* Work to complete:
Determine how many lines in the records hold "icon", and give that number with nothing added.

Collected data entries
Content starts

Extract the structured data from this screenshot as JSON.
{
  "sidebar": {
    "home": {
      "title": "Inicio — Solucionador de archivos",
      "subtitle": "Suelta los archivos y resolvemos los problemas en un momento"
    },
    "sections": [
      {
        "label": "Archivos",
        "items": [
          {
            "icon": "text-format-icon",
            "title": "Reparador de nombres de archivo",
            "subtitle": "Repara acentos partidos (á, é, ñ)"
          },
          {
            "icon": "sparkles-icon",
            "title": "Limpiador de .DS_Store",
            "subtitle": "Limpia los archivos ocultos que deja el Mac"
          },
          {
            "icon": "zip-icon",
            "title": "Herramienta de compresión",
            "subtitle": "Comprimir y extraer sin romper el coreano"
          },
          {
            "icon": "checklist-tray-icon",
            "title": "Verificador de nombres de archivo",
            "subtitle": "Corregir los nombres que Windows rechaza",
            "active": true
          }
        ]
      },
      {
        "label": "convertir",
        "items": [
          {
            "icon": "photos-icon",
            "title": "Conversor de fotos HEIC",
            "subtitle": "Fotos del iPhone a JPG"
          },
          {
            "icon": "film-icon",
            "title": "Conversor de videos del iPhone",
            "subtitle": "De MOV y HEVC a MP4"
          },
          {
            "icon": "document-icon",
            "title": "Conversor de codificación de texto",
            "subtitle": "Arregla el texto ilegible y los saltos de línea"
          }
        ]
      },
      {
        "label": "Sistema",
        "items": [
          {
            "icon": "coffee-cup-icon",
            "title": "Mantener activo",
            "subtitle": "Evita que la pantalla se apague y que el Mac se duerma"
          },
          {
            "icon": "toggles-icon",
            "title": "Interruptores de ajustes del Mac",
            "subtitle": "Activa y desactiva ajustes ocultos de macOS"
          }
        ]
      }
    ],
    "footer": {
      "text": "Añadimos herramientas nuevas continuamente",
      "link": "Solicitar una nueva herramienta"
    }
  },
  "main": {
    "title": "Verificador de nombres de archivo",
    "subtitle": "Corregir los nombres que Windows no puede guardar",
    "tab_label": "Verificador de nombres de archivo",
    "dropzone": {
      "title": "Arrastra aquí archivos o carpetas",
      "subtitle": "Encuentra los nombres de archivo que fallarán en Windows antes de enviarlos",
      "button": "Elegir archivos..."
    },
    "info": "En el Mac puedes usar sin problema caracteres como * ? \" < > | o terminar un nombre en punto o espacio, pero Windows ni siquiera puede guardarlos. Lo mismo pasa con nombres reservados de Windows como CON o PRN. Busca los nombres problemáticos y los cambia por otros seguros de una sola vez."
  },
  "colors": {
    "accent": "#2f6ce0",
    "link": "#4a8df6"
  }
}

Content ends

* Final answer:
9